▶ **ACTION ITEM**: All of the data below is to be output exactly as written.

▶ **RECORDED DATA**:
☆ ☆ ☆ ☆ ☆

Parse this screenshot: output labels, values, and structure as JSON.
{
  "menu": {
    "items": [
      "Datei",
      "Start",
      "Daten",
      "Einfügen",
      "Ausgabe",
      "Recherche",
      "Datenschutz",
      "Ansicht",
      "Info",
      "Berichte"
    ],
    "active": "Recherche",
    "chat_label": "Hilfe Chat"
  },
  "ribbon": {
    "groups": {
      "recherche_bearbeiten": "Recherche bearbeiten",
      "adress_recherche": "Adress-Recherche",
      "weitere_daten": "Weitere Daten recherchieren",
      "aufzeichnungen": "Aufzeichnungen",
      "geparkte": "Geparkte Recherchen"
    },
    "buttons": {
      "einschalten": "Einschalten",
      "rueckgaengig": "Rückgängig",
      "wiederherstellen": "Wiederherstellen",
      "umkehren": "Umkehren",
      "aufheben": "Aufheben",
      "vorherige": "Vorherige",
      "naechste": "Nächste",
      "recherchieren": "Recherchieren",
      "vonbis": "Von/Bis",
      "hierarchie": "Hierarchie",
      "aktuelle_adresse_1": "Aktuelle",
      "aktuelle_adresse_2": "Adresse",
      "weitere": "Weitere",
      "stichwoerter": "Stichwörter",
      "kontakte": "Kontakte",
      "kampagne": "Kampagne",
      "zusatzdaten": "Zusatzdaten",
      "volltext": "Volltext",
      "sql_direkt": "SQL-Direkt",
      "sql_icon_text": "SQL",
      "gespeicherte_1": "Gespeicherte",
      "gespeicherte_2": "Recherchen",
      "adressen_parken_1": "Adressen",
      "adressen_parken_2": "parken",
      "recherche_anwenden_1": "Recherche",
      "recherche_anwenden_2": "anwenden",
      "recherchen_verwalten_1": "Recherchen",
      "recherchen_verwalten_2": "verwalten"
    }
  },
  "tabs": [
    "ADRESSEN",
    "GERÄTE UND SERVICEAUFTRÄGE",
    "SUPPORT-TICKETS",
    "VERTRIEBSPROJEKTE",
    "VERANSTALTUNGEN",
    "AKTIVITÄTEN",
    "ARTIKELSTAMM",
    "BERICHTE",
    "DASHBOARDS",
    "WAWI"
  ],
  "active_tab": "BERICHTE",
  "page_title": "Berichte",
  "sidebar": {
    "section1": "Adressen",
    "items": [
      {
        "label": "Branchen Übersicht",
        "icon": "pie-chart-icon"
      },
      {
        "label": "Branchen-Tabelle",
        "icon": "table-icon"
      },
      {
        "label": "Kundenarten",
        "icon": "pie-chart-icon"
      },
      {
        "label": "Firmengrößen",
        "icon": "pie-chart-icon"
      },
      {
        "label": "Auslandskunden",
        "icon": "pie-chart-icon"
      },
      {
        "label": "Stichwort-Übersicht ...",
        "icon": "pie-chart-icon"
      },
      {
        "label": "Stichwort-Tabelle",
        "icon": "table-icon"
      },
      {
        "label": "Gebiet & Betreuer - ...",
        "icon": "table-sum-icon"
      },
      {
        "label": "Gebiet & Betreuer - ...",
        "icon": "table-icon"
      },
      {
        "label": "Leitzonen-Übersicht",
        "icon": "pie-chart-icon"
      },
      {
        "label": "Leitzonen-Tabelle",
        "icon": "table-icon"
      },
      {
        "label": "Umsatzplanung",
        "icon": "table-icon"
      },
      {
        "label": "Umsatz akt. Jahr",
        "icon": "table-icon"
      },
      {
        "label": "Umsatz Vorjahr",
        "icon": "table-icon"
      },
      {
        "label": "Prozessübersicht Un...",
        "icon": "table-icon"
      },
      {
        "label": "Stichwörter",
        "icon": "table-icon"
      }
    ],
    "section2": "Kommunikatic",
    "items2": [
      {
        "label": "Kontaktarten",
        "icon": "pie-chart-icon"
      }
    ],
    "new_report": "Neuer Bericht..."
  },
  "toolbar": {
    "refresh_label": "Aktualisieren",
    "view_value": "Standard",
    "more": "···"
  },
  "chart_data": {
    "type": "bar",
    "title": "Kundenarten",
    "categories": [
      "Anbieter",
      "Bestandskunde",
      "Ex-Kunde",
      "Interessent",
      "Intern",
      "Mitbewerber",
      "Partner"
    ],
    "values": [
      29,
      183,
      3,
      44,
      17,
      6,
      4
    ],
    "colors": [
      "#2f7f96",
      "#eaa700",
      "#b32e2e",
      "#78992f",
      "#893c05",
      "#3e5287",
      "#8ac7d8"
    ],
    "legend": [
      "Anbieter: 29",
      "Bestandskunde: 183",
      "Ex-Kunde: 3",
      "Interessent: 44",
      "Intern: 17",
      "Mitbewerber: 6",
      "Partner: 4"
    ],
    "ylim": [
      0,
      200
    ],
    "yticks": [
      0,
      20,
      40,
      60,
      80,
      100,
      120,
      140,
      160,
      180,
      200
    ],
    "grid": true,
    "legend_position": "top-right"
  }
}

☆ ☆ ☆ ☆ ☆

▶ **RESULT**:
Parse this screenshot: output labels, values, and structure as JSON.
{
  "menu": {
    "items": [
      "Datei",
      "Start",
      "Daten",
      "Einfügen",
      "Ausgabe",
      "Recherche",
      "Datenschutz",
      "Ansicht",
      "Info",
      "Berichte"
    ],
    "active": "Recherche",
    "chat_label": "Hilfe Chat"
  },
  "ribbon": {
    "groups": {
      "recherche_bearbeiten": "Recherche bearbeiten",
      "adress_recherche": "Adress-Recherche",
      "weitere_daten": "Weitere Daten recherchieren",
      "aufzeichnungen": "Aufzeichnungen",
      "geparkte": "Geparkte Recherchen"
    },
    "buttons": {
      "einschalten": "Einschalten",
      "rueckgaengig": "Rückgängig",
      "wiederherstellen": "Wiederherstellen",
      "umkehren": "Umkehren",
      "aufheben": "Aufheben",
      "vorherige": "Vorherige",
      "naechste": "Nächste",
      "recherchieren": "Recherchieren",
      "vonbis": "Von/Bis",
      "hierarchie": "Hierarchie",
      "aktuelle_adresse_1": "Aktuelle",
      "aktuelle_adresse_2": "Adresse",
      "weitere": "Weitere",
      "stichwoerter": "Stichwörter",
      "kontakte": "Kontakte",
      "kampagne": "Kampagne",
      "zusatzdaten": "Zusatzdaten",
      "volltext": "Volltext",
      "sql_direkt": "SQL-Direkt",
      "sql_icon_text": "SQL",
      "gespeicherte_1": "Gespeicherte",
      "gespeicherte_2": "Recherchen",
      "adressen_parken_1": "Adressen",
      "adressen_parken_2": "parken",
      "recherche_anwenden_1": "Recherche",
      "recherche_anwenden_2": "anwenden",
      "recherchen_verwalten_1": "Recherchen",
      "recherchen_verwalten_2": "verwalten"
    }
  },
  "tabs": [
    "ADRESSEN",
    "GERÄTE UND SERVICEAUFTRÄGE",
    "SUPPORT-TICKETS",
    "VERTRIEBSPROJEKTE",
    "VERANSTALTUNGEN",
    "AKTIVITÄTEN",
    "ARTIKELSTAMM",
    "BERICHTE",
    "DASHBOARDS",
    "WAWI"
  ],
  "active_tab": "BERICHTE",
  "page_title": "Berichte",
  "sidebar": {
    "section1": "Adressen",
    "items": [
      {
        "label": "Branchen Übersicht",
        "icon": "pie-chart-icon"
      },
      {
        "label": "Branchen-Tabelle",
        "icon": "table-icon"
      },
      {
        "label": "Kundenarten",
        "icon": "pie-chart-icon"
      },
      {
        "label": "Firmengrößen",
        "icon": "pie-chart-icon"
      },
      {
        "label": "Auslandskunden",
        "icon": "pie-chart-icon"
      },
      {
        "label": "Stichwort-Übersicht ...",
        "icon": "pie-chart-icon"
      },
      {
        "label": "Stichwort-Tabelle",
        "icon": "table-icon"
      },
      {
        "label": "Gebiet & Betreuer - ...",
        "icon": "table-sum-icon"
      },
      {
        "label": "Gebiet & Betreuer - ...",
        "icon": "table-icon"
      },
      {
        "label": "Leitzonen-Übersicht",
        "icon": "pie-chart-icon"
      },
      {
        "label": "Leitzonen-Tabelle",
        "icon": "table-icon"
      },
      {
        "label": "Umsatzplanung",
        "icon": "table-icon"
      },
      {
        "label": "Umsatz akt. Jahr",
        "icon": "table-icon"
      },
      {
        "label": "Umsatz Vorjahr",
        "icon": "table-icon"
      },
      {
        "label": "Prozessübersicht Un...",
        "icon": "table-icon"
      },
      {
        "label": "Stichwörter",
        "icon": "table-icon"
      }
    ],
    "section2": "Kommunikatic",
    "items2": [
      {
        "label": "Kontaktarten",
        "icon": "pie-chart-icon"
      }
    ],
    "new_report": "Neuer Bericht..."
  },
  "toolbar": {
    "refresh_label": "Aktualisieren",
    "view_value": "Standard",
    "more": "···"
  },
  "chart_data": {
    "type": "bar",
    "title": "Kundenarten",
    "categories": [
      "Anbieter",
      "Bestandskunde",
      "Ex-Kunde",
      "Interessent",
      "Intern",
      "Mitbewerber",
      "Partner"
    ],
    "values": [
      29,
      183,
      3,
      44,
      17,
      6,
      4
    ],
    "colors": [
      "#2f7f96",
      "#eaa700",
      "#b32e2e",
      "#78992f",
      "#893c05",
      "#3e5287",
      "#8ac7d8"
    ],
    "legend": [
      "Anbieter: 29",
      "Bestandskunde: 183",
      "Ex-Kunde: 3",
      "Interessent: 44",
      "Intern: 17",
      "Mitbewerber: 6",
      "Partner: 4"
    ],
    "ylim": [
      0,
      200
    ],
    "yticks": [
      0,
      20,
      40,
      60,
      80,
      100,
      120,
      140,
      160,
      180,
      200
    ],
    "grid": true,
    "legend_position": "top-right"
  }
}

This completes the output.